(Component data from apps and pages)
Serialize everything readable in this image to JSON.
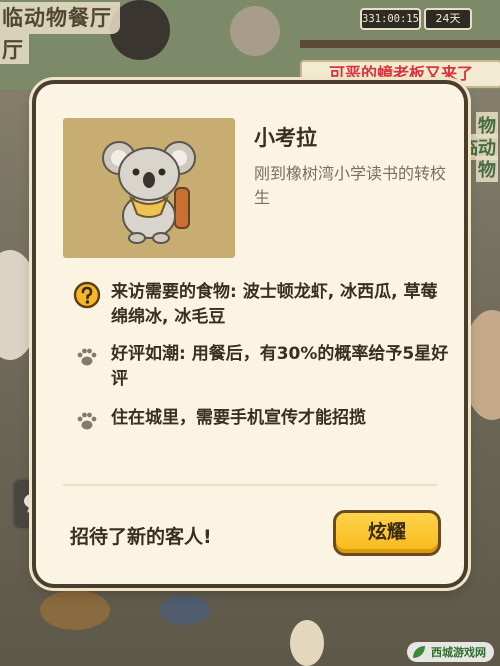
{
  "hud": {
    "restaurant_title_line1": "临动物餐厅",
    "restaurant_title_line2": "厅",
    "scrolling_text": "欢迎光临动物餐厅",
    "timer": "331:00:15",
    "days": "24天",
    "event_banner": "可恶的蟑老板又来了",
    "side_text_1": "物",
    "side_text_2": "临动",
    "side_text_3": "物"
  },
  "dialog": {
    "visitor_name": "小考拉",
    "visitor_description": "刚到橡树湾小学读书的转校生",
    "info": [
      {
        "icon": "question-icon",
        "text": "来访需要的食物: 波士顿龙虾, 冰西瓜, 草莓绵绵冰, 冰毛豆"
      },
      {
        "icon": "paw-icon",
        "text": "好评如潮: 用餐后，有30%的概率给予5星好评"
      },
      {
        "icon": "paw-icon",
        "text": "住在城里，需要手机宣传才能招揽"
      }
    ],
    "footer_message": "招待了新的客人!",
    "show_off_button": "炫耀"
  },
  "watermark": {
    "text": "西城游戏网"
  },
  "colors": {
    "dialog_bg": "#fbf4e3",
    "portrait_bg": "#c7ad71",
    "button_yellow": "#f7b91b",
    "banner_red": "#d8353e",
    "question_icon_yellow": "#f5b729"
  }
}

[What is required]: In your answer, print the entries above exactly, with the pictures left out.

[Output for this task]:
Serialize everything readable in this image to JSON.
{
  "hud": {
    "restaurant_title_line1": "临动物餐厅",
    "restaurant_title_line2": "厅",
    "scrolling_text": "欢迎光临动物餐厅",
    "timer": "331:00:15",
    "days": "24天",
    "event_banner": "可恶的蟑老板又来了",
    "side_text_1": "物",
    "side_text_2": "临动",
    "side_text_3": "物"
  },
  "dialog": {
    "visitor_name": "小考拉",
    "visitor_description": "刚到橡树湾小学读书的转校生",
    "info": [
      {
        "icon": "question-icon",
        "text": "来访需要的食物: 波士顿龙虾, 冰西瓜, 草莓绵绵冰, 冰毛豆"
      },
      {
        "icon": "paw-icon",
        "text": "好评如潮: 用餐后，有30%的概率给予5星好评"
      },
      {
        "icon": "paw-icon",
        "text": "住在城里，需要手机宣传才能招揽"
      }
    ],
    "footer_message": "招待了新的客人!",
    "show_off_button": "炫耀"
  },
  "watermark": {
    "text": "西城游戏网"
  },
  "colors": {
    "dialog_bg": "#fbf4e3",
    "portrait_bg": "#c7ad71",
    "button_yellow": "#f7b91b",
    "banner_red": "#d8353e",
    "question_icon_yellow": "#f5b729"
  }
}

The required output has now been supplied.